Abstract 15907: Does Fractional Flow Reserve Truly Identify Coronary Stenoses Causing Myocardial Ischemia?
Background: Despite the clinical importance of coronary physiological assessment, the relationship between coronary flow reserve (CFR) and fractional flow reserve (FFR) remains poorly defined.
Hypothesis: We aimed at studying the relationship between absolute CFR and FFR in patients with stable coronary artery disease (CAD).
Methods: Twenty-six patients with moderate (30%-70%) pretest likelihood of CAD underwent 82Rb PET/CT cardiac imaging at rest and after pharmacological stress (dipyridamole 0.142 mg/kg/min for 4 min). CFR was considered abnormal if ≤1.74. Patients then underwent coronary angiography and FFR was measured during intracoronary administration of adenosine (200 μg). FFR was considered abnormal if ≤0.8. A total of 30 stenoses were studied.
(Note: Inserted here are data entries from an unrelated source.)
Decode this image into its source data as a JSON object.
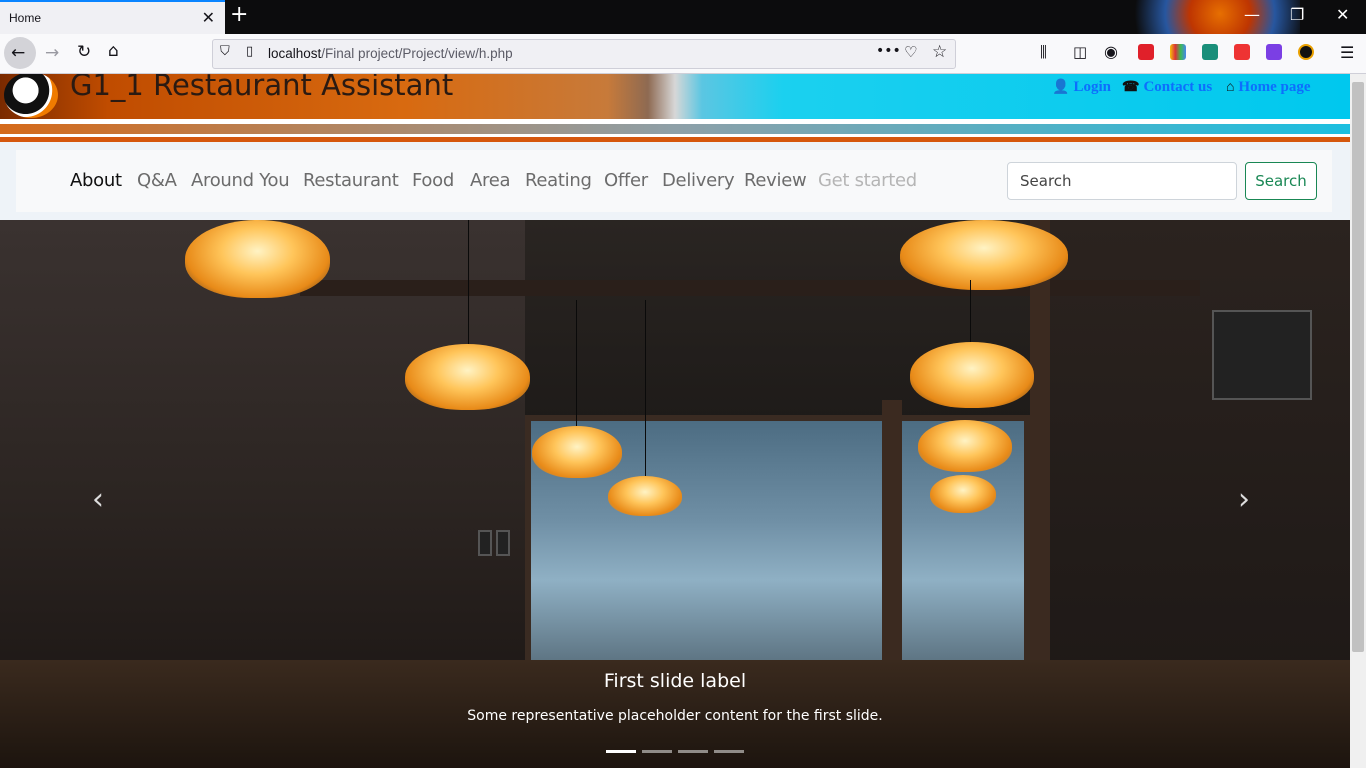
{
  "browser": {
    "tab_title": "Home",
    "url_host": "localhost",
    "url_path": "/Final project/Project/view/h.php"
  },
  "site": {
    "title": "G1_1 Restaurant Assistant",
    "top_links": [
      {
        "label": "Login",
        "icon": "user-icon"
      },
      {
        "label": "Contact us",
        "icon": "phone-icon"
      },
      {
        "label": "Home page",
        "icon": "home-icon"
      }
    ]
  },
  "menu": {
    "items": [
      {
        "label": "About",
        "state": "active"
      },
      {
        "label": "Q&A",
        "state": "normal"
      },
      {
        "label": "Around You",
        "state": "normal"
      },
      {
        "label": "Restaurant",
        "state": "normal"
      },
      {
        "label": "Food",
        "state": "normal"
      },
      {
        "label": "Area",
        "state": "normal"
      },
      {
        "label": "Reating",
        "state": "normal"
      },
      {
        "label": "Offer",
        "state": "normal"
      },
      {
        "label": "Delivery",
        "state": "normal"
      },
      {
        "label": "Review",
        "state": "normal"
      },
      {
        "label": "Get started",
        "state": "disabled"
      }
    ],
    "search_placeholder": "Search",
    "search_button": "Search"
  },
  "carousel": {
    "caption_title": "First slide label",
    "caption_text": "Some representative placeholder content for the first slide.",
    "prev_icon": "chevron-left-icon",
    "next_icon": "chevron-right-icon",
    "slide_count": 4,
    "active_slide": 1
  },
  "colors": {
    "link_blue": "#0d6efd",
    "search_green": "#198754",
    "header_cyan": "#00c8ee",
    "header_orange": "#d86a10"
  }
}
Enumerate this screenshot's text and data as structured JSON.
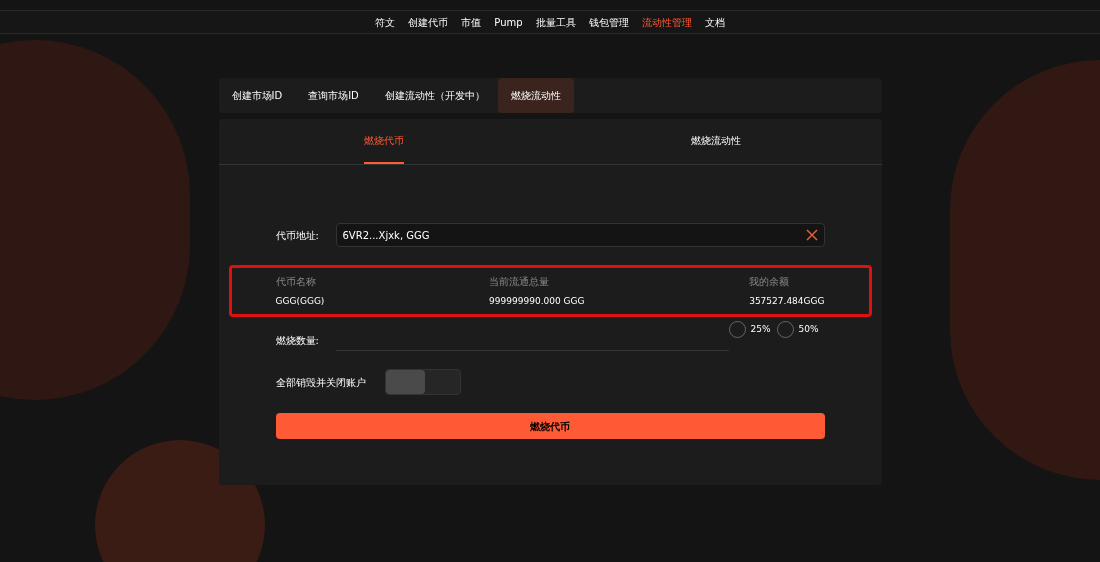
{
  "nav": [
    {
      "label": "符文",
      "selected": false
    },
    {
      "label": "创建代币",
      "selected": false
    },
    {
      "label": "市值",
      "selected": false
    },
    {
      "label": "Pump",
      "selected": false
    },
    {
      "label": "批量工具",
      "selected": false
    },
    {
      "label": "钱包管理",
      "selected": false
    },
    {
      "label": "流动性管理",
      "selected": true
    },
    {
      "label": "文档",
      "selected": false
    }
  ],
  "tabs": [
    {
      "label": "创建市场ID",
      "selected": false
    },
    {
      "label": "查询市场ID",
      "selected": false
    },
    {
      "label": "创建流动性（开发中）",
      "selected": false
    },
    {
      "label": "燃烧流动性",
      "selected": true
    }
  ],
  "subtabs": [
    {
      "label": "燃烧代币",
      "selected": true
    },
    {
      "label": "燃烧流动性",
      "selected": false
    }
  ],
  "address": {
    "label": "代币地址:",
    "value": "6VR2...Xjxk, GGG"
  },
  "info": [
    {
      "label": "代币名称",
      "value": "GGG(GGG)"
    },
    {
      "label": "当前流通总量",
      "value": "999999990.000 GGG"
    },
    {
      "label": "我的余额",
      "value": "357527.484GGG"
    }
  ],
  "amount": {
    "label": "燃烧数量:",
    "options": [
      {
        "label": "25%",
        "selected": false
      },
      {
        "label": "50%",
        "selected": false
      }
    ]
  },
  "close_all": {
    "label": "全部销毁并关闭账户",
    "on": false
  },
  "submit": "燃烧代币"
}
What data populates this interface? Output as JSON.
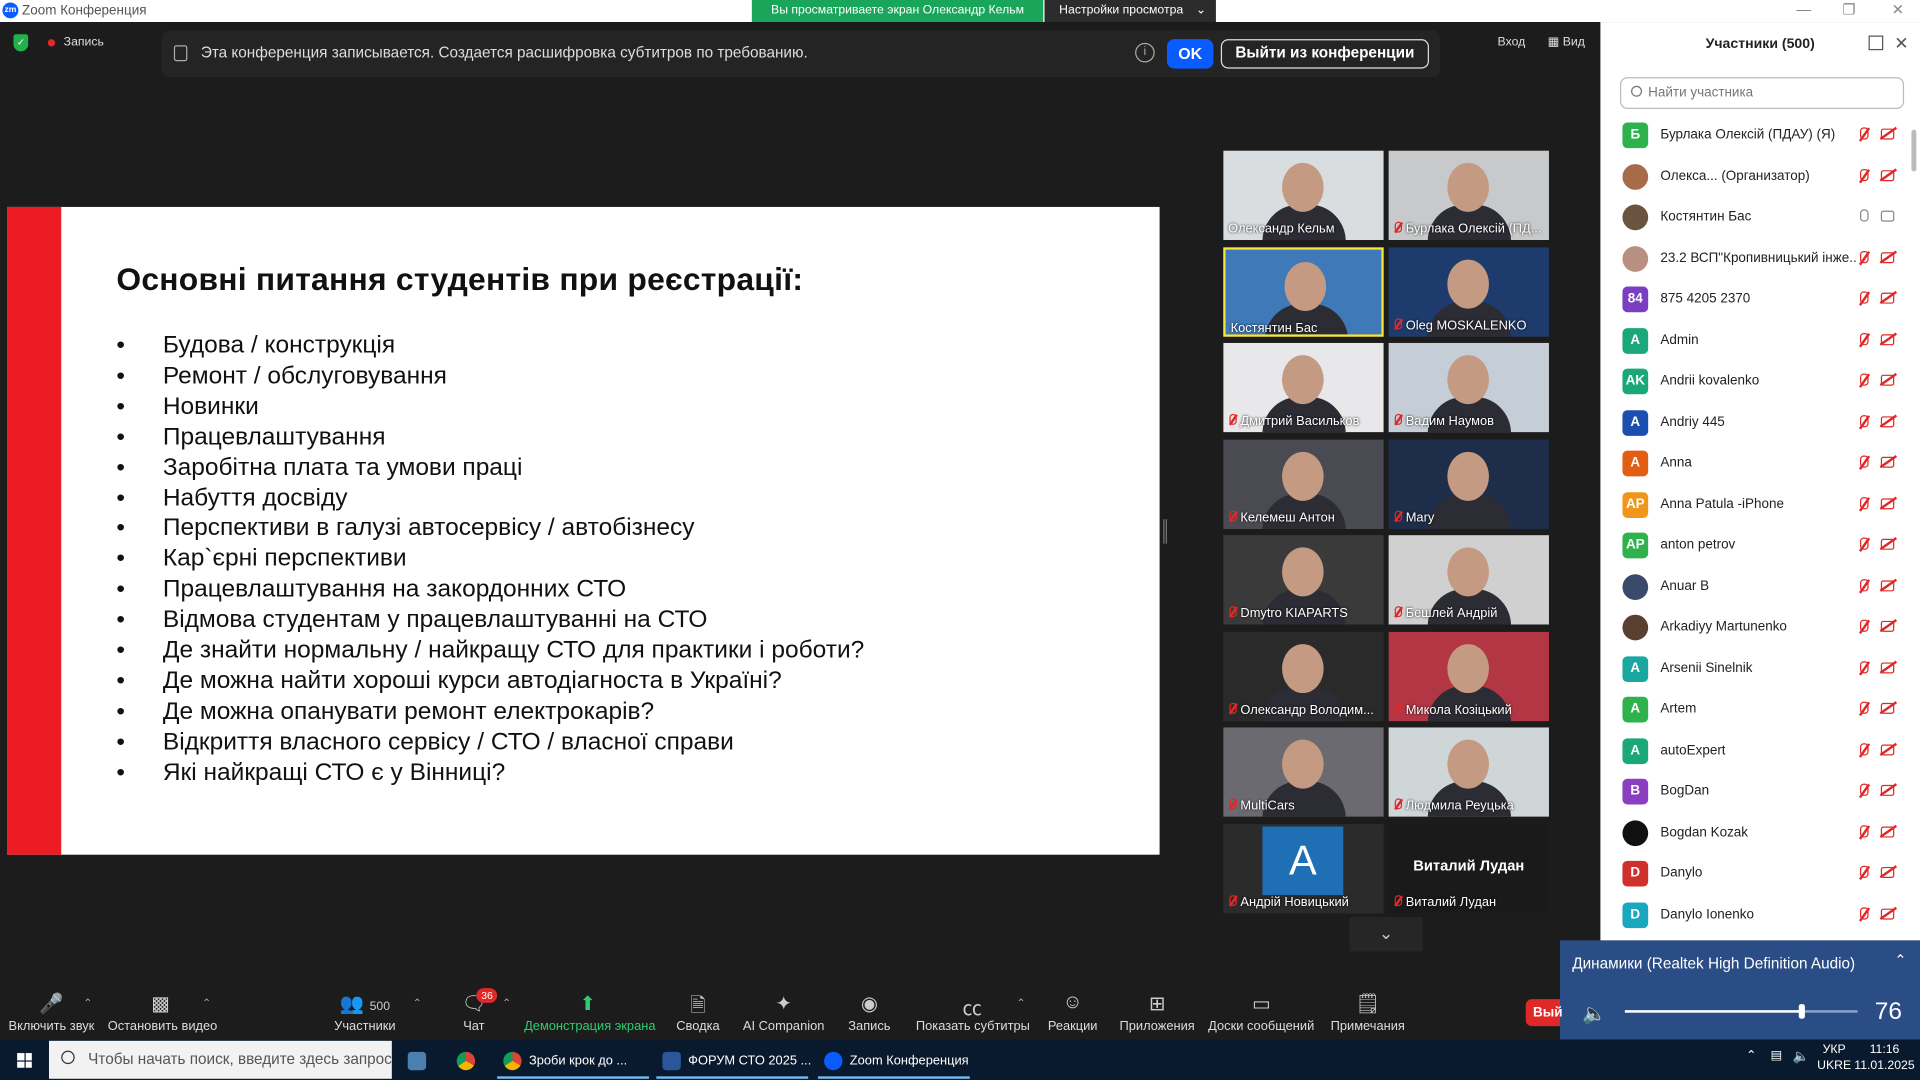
{
  "window": {
    "title": "Zoom Конференция"
  },
  "top_bar": {
    "viewing": "Вы просматриваете экран Олександр Кельм",
    "view_settings": "Настройки просмотра",
    "record": "Запись",
    "enter": "Вход",
    "view": "Вид"
  },
  "banner": {
    "message": "Эта конференция записывается. Создается расшифровка субтитров по требованию.",
    "ok": "OK",
    "leave": "Выйти из конференции"
  },
  "slide": {
    "title": "Основні питання студентів при реєстрації:",
    "items": [
      "Будова / конструкція",
      "Ремонт / обслуговування",
      "Новинки",
      "Працевлаштування",
      "Заробітна плата та умови праці",
      "Набуття досвіду",
      "Перспективи в галузі автосервісу / автобізнесу",
      "Кар`єрні перспективи",
      "Працевлаштування на закордонних СТО",
      "Відмова студентам у працевлаштуванні на СТО",
      "Де знайти нормальну / найкращу СТО для практики і роботи?",
      "Де можна найти хороші курси автодіагноста в Україні?",
      "Де можна опанувати ремонт електрокарів?",
      "Відкриття власного сервісу / СТО / власної справи",
      "Які найкращі СТО є у Вінниці?"
    ]
  },
  "video_tiles": [
    {
      "name": "Олександр Кельм",
      "muted": false,
      "color": "#d9dde0"
    },
    {
      "name": "Бурлака Олексій (ПД...",
      "muted": true,
      "color": "#c7c9cb"
    },
    {
      "name": "Костянтин Бас",
      "muted": false,
      "color": "#3f79b8"
    },
    {
      "name": "Oleg MOSKALENKO",
      "muted": true,
      "color": "#1e3b6e"
    },
    {
      "name": "Дмитрий Васильков",
      "muted": true,
      "color": "#e8e8ea"
    },
    {
      "name": "Вадим Наумов",
      "muted": true,
      "color": "#c5cdd6"
    },
    {
      "name": "Келемеш Антон",
      "muted": true,
      "color": "#4a4a52"
    },
    {
      "name": "Mary",
      "muted": true,
      "color": "#1d2d4a"
    },
    {
      "name": "Dmytro KIAPARTS",
      "muted": true,
      "color": "#3a3a3a"
    },
    {
      "name": "Бешлей Андрій",
      "muted": true,
      "color": "#cfd0cf"
    },
    {
      "name": "Олександр Володим...",
      "muted": true,
      "color": "#2a2a2a"
    },
    {
      "name": "Микола Козіцький",
      "muted": true,
      "color": "#b33644"
    },
    {
      "name": "MultiCars",
      "muted": true,
      "color": "#6a6a70"
    },
    {
      "name": "Людмила Реуцька",
      "muted": true,
      "color": "#cfd6d8"
    },
    {
      "name": "Андрій Новицький",
      "muted": true,
      "color": "#1f6fb5",
      "avatar_letter": "A"
    },
    {
      "name": "Виталий Лудан",
      "muted": true,
      "color": "#1a1a1a",
      "big_label": "Виталий Лудан"
    }
  ],
  "participants": {
    "title": "Участники (500)",
    "search_placeholder": "Найти участника",
    "list": [
      {
        "initials": "Б",
        "color": "#2fb24c",
        "name": "Бурлака Олексій (ПДАУ) (Я)",
        "mic": "off",
        "cam": "off"
      },
      {
        "initials": "",
        "color": "#a86b4a",
        "name": "Олекса... (Организатор)",
        "mic": "off",
        "cam": "off",
        "photo": true
      },
      {
        "initials": "",
        "color": "#6a5440",
        "name": "Костянтин Бас",
        "mic": "on",
        "cam": "on",
        "photo": true
      },
      {
        "initials": "",
        "color": "#b89080",
        "name": "23.2 ВСП\"Кропивницький інже...",
        "mic": "off",
        "cam": "off",
        "photo": true
      },
      {
        "initials": "84",
        "color": "#7a3fc0",
        "name": "875 4205 2370",
        "mic": "off",
        "cam": "off"
      },
      {
        "initials": "A",
        "color": "#1aa77a",
        "name": "Admin",
        "mic": "off",
        "cam": "off"
      },
      {
        "initials": "AK",
        "color": "#1aa77a",
        "name": "Andrii kovalenko",
        "mic": "off",
        "cam": "off"
      },
      {
        "initials": "A",
        "color": "#1a4fb0",
        "name": "Andriy 445",
        "mic": "off",
        "cam": "off"
      },
      {
        "initials": "A",
        "color": "#e35d12",
        "name": "Anna",
        "mic": "off",
        "cam": "off"
      },
      {
        "initials": "AP",
        "color": "#f0961a",
        "name": "Anna Patula -iPhone",
        "mic": "off",
        "cam": "off"
      },
      {
        "initials": "AP",
        "color": "#2fb24c",
        "name": "anton petrov",
        "mic": "off",
        "cam": "off"
      },
      {
        "initials": "",
        "color": "#3a4a6a",
        "name": "Anuar B",
        "mic": "off",
        "cam": "off",
        "photo": true
      },
      {
        "initials": "",
        "color": "#5a4030",
        "name": "Arkadiyy Martunenko",
        "mic": "off",
        "cam": "off",
        "photo": true
      },
      {
        "initials": "A",
        "color": "#1aa7a0",
        "name": "Arsenii Sinelnik",
        "mic": "off",
        "cam": "off"
      },
      {
        "initials": "A",
        "color": "#2fb24c",
        "name": "Artem",
        "mic": "off",
        "cam": "off"
      },
      {
        "initials": "A",
        "color": "#1aa77a",
        "name": "autoExpert",
        "mic": "off",
        "cam": "off"
      },
      {
        "initials": "B",
        "color": "#8a3fc0",
        "name": "BogDan",
        "mic": "off",
        "cam": "off"
      },
      {
        "initials": "",
        "color": "#111",
        "name": "Bogdan Kozak",
        "mic": "off",
        "cam": "off",
        "photo": true
      },
      {
        "initials": "D",
        "color": "#d0302a",
        "name": "Danylo",
        "mic": "off",
        "cam": "off"
      },
      {
        "initials": "D",
        "color": "#1aa7c0",
        "name": "Danylo Ionenko",
        "mic": "off",
        "cam": "off"
      }
    ]
  },
  "audio": {
    "device": "Динамики (Realtek High Definition Audio)",
    "volume": "76",
    "volume_fraction": 0.76
  },
  "toolbar": {
    "unmute": "Включить звук",
    "stop_video": "Остановить видео",
    "participants": "Участники",
    "participants_count": "500",
    "chat": "Чат",
    "chat_badge": "36",
    "share": "Демонстрация экрана",
    "summary": "Сводка",
    "ai": "AI Companion",
    "record": "Запись",
    "captions": "Показать субтитры",
    "reactions": "Реакции",
    "apps": "Приложения",
    "whiteboards": "Доски сообщений",
    "notes": "Примечания",
    "end": "Вый"
  },
  "taskbar": {
    "search": "Чтобы начать поиск, введите здесь запрос",
    "app1": "Зроби крок до ...",
    "app2": "ФОРУМ СТО 2025 ...",
    "app3": "Zoom Конференция",
    "lang1": "УКР",
    "lang2": "UKRE",
    "time": "11:16",
    "date": "11.01.2025"
  }
}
Results: A significant, albeit modest, correlation exists between CFR and FFR (r=0.44, p=0.02). In particular, of the 16 stenoses with a pathological FFR value ≤0.8, only 6 showed a reduced CFR (black dots), while the other 10 had a normal CFR (red dots); in contrast, of the 14 lesions with an FFR value above 0.8, only one showed a reduced CFR (red dot), while the other 13 had a normal CFR (black dots).
Conclusions: In this preliminary series, FFR values >0.8, indicating a non-significant stenosis, show an excellent correlation with absolute CFR, while pathological FFR values (<0.8) poorly correlate with a reduced CFR. This discordance should be probably taken into account when facing the choice of recommending revascularization solely on the basis of FFR values.
Author Disclosures: G. Arena: None. A. Morello: None. A. D’Andrea: None. P. Calabrò: None. B. Tuccillo: None. F. Punzo: None. F. Scotto di Uccio: None. W. Acampa: None. R. Assante: None. E. Zampella: None. A. Cuocolo: None. P. Golino: None.
- © 2015 by American Heart Association, Inc.